I like a fuzzy, wild edge. It’s FABRIC! I like to show that this is a medium that’s vibrant, textured, alive. I sometimes put a note in with one of my more shaggy art quilts going to a non-textile gallery: “Shredding and shedding are good.” I imagine that causes some eyebrows to be raised.
But I had to come down on the side of doing what I needed to do with Boundary Waters 52. If an edge is a distraction or will lead to the piece disintegrating or hanging incorrectly, then it just is not the right edge.

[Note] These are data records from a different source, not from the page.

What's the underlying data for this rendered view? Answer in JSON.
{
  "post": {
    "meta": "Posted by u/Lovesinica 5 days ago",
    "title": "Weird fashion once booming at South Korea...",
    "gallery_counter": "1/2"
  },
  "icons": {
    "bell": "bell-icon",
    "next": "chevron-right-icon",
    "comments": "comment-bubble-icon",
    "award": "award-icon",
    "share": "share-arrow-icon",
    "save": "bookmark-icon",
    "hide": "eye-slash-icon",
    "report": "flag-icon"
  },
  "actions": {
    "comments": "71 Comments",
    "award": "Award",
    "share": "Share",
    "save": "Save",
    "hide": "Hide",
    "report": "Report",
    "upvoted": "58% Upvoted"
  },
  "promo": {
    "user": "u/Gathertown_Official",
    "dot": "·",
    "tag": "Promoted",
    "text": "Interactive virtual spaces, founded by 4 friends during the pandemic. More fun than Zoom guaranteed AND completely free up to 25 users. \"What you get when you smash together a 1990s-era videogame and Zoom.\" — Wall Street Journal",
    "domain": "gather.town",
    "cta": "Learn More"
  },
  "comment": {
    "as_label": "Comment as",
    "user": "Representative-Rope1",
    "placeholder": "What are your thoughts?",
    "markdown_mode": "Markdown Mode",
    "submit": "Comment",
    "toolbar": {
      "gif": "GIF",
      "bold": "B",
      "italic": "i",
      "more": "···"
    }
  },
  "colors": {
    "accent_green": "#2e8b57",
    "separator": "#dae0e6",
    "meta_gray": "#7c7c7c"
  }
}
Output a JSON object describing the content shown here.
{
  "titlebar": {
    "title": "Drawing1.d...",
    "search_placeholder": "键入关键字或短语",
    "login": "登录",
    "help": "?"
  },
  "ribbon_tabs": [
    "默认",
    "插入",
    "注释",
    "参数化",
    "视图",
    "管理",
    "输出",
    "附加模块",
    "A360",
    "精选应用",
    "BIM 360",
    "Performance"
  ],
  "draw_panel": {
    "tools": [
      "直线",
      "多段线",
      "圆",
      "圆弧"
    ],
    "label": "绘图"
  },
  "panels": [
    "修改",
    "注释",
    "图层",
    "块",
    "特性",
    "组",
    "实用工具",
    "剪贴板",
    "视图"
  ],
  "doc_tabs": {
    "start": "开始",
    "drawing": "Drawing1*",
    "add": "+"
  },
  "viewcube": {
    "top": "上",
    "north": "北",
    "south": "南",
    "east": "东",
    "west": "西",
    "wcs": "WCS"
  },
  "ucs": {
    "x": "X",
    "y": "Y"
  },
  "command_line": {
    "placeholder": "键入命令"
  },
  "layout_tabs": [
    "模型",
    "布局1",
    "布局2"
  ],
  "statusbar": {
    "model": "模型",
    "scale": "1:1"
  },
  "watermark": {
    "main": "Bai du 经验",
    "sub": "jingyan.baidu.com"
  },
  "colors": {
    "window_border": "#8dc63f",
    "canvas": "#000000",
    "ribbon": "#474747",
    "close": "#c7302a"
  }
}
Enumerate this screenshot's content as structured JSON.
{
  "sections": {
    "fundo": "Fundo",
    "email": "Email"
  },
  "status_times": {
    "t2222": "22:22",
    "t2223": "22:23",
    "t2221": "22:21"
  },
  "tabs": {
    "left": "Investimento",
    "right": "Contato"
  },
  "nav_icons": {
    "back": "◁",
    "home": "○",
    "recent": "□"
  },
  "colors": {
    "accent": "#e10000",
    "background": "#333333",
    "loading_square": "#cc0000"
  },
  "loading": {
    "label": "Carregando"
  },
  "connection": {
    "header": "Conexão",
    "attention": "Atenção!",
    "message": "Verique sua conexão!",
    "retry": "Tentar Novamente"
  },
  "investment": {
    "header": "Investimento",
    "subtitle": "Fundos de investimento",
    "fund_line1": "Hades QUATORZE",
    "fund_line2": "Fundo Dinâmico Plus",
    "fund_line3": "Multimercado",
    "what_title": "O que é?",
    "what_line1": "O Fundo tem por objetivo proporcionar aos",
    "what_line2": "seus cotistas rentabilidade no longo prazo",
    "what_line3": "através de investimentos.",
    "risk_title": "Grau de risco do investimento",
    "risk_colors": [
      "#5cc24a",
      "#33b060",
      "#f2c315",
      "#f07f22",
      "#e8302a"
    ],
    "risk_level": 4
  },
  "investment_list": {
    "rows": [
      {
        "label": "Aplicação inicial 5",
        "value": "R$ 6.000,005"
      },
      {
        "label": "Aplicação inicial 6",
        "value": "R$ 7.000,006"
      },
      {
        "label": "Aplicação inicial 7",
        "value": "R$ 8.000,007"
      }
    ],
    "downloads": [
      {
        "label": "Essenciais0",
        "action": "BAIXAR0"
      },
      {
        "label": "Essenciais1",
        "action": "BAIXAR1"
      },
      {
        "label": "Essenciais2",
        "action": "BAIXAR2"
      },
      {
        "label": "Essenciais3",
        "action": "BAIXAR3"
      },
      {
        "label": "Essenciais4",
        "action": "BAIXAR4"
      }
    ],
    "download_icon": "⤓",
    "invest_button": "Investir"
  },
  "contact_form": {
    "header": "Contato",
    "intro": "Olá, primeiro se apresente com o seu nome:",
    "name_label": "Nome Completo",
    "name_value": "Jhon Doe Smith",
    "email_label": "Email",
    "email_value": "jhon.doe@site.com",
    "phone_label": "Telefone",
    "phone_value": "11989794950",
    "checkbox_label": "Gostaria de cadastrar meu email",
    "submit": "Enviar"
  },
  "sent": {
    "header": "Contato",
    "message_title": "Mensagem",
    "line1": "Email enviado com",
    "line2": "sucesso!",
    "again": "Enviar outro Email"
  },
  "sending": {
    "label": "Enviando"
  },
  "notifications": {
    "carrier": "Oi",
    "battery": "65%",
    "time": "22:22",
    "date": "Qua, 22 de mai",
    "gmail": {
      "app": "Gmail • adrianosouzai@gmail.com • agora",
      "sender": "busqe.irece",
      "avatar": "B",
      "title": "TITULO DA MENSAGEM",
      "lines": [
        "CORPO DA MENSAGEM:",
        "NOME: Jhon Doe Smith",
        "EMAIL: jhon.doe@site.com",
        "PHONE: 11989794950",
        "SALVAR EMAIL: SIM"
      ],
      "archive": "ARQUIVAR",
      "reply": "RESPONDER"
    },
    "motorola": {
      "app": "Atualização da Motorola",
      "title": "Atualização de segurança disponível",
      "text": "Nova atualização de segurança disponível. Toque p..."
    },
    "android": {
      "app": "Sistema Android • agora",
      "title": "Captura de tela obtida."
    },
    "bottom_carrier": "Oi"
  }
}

So I looked up the right width to cut fabric for a double-fold binding, cut some lovely blue-dyed fabric, seamed it, pressed it, sewed it on the front of the quilt, and miterrf those corners ever so beautifully. Then I very happily sat on my Blue Moo and stitched away by hand.
SPECIAL NOTES: Sorry I can’t show more of this artwork, but it is an entry that can’t be shown quite yet. Since I wrote this, I spent a lot of time and a lot of oil paint sticks covering just about every surface. Everything you see in the detail photo above is basically gone.
A reminder that I won’t be posting too often for a bit as I return (post-ToteTuesday) to my studio. If you want to know every month what I am up to in and out of the studio, send an e-mail to Virginia(at) VirginiaSpiegel.com with SUBSCRIBE in the subject line. You will receive my free monthly e-newsletter.)
Yes, it’s that time of year when I take a break from the computer and dash about to various family events. And, OF COURSE, make time to go to the Boundary Waters with my sister in our 17.5 foot Kevlar canoe.
This is our thirteenth trip since 2003 and I am still excited to go and see what there is to see. I love everything about the Boundary Waters — the solitude, the partnership with my sister, sleeping in a tent, carrying everything we need for ten days on our backs, and paddling our lovely golden canoe. You never know if the days are going to be sunny and bright, dark and stormy, calm or windy, buggy or delightfully not. Or all of these in one day. I’m sure I will have some photos to share when I return.
In case you need your own Boundary Water fix, some places to visit include:
How I unexpectedly came to love the Boundary Waters (even with a Kleenex for a sleeping bag and a child’s PFD) here.
My sister and I after ten days out in September 2008 with photos of rock, wood, water.
The ultimate journal – our tent!
A wilderness “Andy Goldsworthy” photo challenge